29 June to 25 August 2024

Quandamooka artist Megan Cope from Moreton Bay/North Stradbroke Island considers how art and culture can heal Country and Community in her multi-disciplinary art practice. Committed to the continuation of Indigenous cultural knowledge and revitalisation of Country, Cope investigates issues relating to colonial histories, environment and mapping practices through her site-specific sculptural installations, videos, paintings and prints. 

Megan Cope: Water is life brings together a selection of Cope’s recent works that weave together Indigenous and Western histories of sites to challenge our sense of time and ownership in a settler colonial state and highlight the evolving nature of living sites as psychogeographies.

Recent major public art projects have included the monumental site-specific Kinyingarra (oyster shell) installation Whispers (2023) at the Sydney Opera House, as well as her current work in the 24th Sydney Biennale Ten thousand suns. Cope has been selected for the 2025 Hawai’i Triennial ALOHA NŌ.

Artist biography

Megan Cope is a Quandamooka woman from North Stradbroke Island in South East Queensland, who is also a member of the Aboriginal art collective proppaNOW. Her art has been exhibited extensively throughout Australia in Brisbane, Melbourne, Sydney, Canberra, Adelaide and Hobert, and internationally at Busan Biennale, South Korea (2022); Palais de Tokyo, Paris (2022); Musées de la Civilisation in Québec, Canada (2015). She has presented a number of public art commissions Including Whispers at the Sydney Opera House and IN 2017/19 she was an official war artist with the Australian War Memorial.
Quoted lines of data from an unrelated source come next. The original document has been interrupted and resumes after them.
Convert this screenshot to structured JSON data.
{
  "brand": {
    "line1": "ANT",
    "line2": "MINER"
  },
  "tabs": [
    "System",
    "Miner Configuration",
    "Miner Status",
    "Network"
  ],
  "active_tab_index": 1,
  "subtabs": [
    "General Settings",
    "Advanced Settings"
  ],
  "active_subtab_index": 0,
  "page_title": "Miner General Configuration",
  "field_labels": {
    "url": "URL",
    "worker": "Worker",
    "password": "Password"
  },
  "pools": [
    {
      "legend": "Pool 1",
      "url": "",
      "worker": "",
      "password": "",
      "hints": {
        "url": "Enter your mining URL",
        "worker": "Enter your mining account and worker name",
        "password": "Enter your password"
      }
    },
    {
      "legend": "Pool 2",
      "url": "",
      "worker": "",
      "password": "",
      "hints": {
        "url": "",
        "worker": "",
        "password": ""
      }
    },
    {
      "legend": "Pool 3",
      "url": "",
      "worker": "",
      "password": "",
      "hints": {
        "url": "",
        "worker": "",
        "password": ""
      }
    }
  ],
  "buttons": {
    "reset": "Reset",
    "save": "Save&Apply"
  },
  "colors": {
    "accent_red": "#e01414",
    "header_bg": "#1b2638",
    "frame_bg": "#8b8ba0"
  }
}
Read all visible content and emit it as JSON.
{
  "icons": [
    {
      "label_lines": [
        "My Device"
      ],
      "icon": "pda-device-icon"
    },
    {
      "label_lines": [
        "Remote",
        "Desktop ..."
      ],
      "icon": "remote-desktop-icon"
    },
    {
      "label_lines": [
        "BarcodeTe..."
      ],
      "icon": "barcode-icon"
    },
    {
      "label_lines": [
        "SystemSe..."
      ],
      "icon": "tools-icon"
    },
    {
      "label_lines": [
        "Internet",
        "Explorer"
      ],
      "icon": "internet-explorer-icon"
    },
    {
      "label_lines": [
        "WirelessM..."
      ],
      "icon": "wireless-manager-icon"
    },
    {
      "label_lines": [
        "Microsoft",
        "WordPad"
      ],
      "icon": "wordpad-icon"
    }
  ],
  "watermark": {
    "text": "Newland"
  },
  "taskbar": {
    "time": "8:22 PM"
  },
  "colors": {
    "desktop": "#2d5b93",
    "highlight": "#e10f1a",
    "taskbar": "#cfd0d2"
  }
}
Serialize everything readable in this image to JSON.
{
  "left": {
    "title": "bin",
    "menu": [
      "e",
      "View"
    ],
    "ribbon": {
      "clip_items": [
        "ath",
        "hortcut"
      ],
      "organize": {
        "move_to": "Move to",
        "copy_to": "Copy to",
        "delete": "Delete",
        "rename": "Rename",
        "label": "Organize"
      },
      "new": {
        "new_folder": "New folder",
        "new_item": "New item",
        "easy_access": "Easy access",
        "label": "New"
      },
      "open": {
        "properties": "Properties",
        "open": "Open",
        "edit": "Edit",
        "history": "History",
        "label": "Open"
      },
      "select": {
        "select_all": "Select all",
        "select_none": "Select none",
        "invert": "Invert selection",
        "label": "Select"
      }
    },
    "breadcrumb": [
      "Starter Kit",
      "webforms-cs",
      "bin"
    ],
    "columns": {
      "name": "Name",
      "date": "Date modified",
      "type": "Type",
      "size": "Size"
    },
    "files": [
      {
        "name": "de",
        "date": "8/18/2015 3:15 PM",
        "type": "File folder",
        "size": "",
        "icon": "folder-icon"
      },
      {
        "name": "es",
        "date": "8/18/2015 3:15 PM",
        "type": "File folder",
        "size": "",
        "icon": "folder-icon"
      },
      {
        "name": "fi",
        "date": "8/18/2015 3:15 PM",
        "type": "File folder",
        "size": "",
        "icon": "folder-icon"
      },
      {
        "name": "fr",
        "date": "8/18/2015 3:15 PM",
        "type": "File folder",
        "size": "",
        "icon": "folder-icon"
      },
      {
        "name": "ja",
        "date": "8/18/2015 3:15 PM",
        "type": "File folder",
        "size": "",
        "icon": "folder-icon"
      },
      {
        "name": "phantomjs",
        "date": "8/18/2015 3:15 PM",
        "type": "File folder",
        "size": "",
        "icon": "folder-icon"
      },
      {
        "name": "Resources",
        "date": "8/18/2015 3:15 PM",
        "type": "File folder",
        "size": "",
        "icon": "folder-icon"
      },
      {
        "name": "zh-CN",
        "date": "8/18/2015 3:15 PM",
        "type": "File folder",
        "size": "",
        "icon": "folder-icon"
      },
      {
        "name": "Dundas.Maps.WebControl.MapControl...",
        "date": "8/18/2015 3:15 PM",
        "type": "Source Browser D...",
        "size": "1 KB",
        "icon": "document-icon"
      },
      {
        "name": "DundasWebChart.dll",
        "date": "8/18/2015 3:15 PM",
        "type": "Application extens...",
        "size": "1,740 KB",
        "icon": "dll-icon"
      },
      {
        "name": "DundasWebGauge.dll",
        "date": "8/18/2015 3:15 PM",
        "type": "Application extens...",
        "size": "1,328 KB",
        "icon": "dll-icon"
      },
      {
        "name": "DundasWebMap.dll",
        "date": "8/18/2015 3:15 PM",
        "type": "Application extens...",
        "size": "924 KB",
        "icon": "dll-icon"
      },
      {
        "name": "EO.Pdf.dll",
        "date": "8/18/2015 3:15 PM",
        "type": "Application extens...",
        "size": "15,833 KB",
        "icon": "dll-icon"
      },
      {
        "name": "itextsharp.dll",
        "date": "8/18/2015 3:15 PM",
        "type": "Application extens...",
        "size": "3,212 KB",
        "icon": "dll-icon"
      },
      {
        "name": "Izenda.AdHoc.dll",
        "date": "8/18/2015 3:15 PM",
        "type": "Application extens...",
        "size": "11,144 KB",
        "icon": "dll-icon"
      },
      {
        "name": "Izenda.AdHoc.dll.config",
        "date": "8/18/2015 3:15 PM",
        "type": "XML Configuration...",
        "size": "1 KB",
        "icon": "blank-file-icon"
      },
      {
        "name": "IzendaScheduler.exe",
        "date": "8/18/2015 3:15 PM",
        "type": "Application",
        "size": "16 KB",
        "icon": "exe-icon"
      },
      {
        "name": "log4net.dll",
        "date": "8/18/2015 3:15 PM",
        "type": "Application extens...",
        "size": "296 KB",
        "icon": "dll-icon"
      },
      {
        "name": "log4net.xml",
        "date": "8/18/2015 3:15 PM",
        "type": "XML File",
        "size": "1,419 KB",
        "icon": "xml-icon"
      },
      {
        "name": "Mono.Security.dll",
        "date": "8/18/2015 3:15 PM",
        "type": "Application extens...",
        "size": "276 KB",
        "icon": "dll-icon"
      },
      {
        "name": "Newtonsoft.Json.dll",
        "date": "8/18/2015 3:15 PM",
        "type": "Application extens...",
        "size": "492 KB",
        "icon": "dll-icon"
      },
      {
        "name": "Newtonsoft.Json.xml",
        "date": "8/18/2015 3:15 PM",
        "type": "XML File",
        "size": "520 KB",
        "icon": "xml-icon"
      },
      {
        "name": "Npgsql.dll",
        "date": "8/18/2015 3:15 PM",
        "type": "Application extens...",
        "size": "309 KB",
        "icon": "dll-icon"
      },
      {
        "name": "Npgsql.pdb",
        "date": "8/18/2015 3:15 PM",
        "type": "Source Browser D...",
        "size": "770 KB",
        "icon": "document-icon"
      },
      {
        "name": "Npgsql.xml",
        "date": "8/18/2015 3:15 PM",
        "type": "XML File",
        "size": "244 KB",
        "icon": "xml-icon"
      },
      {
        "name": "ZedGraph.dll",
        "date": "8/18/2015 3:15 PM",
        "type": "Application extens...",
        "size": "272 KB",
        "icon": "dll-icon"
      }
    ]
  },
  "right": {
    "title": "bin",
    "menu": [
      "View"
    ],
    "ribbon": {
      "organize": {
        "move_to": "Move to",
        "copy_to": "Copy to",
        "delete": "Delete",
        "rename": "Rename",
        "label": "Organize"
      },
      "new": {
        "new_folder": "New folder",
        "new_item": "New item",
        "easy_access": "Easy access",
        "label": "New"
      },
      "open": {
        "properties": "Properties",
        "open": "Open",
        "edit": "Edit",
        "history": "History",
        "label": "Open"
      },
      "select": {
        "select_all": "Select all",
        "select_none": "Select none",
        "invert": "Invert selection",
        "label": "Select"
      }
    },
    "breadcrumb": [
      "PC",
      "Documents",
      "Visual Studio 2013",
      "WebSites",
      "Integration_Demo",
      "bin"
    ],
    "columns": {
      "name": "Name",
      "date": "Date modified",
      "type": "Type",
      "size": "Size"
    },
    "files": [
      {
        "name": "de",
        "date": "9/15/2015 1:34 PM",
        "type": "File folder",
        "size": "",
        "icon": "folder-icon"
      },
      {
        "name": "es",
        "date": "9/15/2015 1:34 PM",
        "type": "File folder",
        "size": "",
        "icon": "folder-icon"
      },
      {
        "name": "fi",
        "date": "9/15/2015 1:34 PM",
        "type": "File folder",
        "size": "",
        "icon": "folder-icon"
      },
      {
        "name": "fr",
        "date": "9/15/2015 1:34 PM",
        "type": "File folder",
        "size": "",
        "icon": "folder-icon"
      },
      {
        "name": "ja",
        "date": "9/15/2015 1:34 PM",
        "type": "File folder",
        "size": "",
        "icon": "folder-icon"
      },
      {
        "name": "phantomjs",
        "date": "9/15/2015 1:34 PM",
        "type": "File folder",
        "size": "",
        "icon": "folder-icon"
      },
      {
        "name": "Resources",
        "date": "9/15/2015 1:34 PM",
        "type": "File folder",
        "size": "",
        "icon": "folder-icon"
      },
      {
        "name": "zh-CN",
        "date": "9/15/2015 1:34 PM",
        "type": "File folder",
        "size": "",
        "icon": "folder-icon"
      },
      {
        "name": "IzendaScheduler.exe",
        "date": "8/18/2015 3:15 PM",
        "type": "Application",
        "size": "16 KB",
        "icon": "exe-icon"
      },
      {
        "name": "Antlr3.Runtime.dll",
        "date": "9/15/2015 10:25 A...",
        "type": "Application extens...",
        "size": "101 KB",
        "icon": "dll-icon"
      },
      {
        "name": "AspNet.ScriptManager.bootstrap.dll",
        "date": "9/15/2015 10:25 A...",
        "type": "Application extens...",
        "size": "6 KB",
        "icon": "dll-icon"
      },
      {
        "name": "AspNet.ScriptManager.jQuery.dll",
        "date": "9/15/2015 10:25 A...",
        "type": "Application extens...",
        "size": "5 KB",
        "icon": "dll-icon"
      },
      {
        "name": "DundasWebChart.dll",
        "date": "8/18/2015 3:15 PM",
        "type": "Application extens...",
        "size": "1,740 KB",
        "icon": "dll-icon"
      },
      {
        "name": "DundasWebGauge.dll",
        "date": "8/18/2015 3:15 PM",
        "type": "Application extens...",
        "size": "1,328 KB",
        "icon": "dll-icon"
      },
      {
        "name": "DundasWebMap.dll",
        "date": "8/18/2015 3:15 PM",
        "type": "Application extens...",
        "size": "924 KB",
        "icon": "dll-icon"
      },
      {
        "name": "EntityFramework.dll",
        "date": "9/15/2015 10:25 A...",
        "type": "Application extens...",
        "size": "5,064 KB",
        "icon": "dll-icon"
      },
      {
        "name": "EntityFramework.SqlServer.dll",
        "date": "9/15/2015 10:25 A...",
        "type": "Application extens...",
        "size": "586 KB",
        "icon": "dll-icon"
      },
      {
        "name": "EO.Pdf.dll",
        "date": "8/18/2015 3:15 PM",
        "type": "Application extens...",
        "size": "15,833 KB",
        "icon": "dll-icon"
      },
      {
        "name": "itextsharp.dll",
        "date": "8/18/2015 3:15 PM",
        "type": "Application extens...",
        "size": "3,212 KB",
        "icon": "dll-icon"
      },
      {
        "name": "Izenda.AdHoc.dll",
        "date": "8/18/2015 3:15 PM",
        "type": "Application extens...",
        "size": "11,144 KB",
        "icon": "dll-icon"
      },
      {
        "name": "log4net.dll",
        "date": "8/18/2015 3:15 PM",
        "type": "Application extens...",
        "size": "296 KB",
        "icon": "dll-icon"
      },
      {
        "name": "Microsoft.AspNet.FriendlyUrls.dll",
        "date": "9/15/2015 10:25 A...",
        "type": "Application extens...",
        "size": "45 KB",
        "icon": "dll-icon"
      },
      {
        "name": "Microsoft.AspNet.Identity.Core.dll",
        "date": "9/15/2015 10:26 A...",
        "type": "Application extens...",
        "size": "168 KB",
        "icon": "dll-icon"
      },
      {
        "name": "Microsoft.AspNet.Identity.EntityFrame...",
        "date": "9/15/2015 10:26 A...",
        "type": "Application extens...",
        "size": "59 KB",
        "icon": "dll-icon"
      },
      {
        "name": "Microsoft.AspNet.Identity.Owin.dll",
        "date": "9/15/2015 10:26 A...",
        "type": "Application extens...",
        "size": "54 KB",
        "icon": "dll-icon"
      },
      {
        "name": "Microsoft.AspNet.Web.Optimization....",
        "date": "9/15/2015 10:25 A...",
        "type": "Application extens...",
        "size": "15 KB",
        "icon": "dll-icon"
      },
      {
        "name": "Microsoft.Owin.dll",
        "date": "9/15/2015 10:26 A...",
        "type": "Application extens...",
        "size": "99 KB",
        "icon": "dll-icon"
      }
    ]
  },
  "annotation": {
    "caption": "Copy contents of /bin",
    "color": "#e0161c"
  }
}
In 2022 proppaNOW was awarded the prestigious US-based Jane Lombard Prize for Art and Politics, a biennial prize honouring an artist or group of artists who has taken great risks to advance social justice.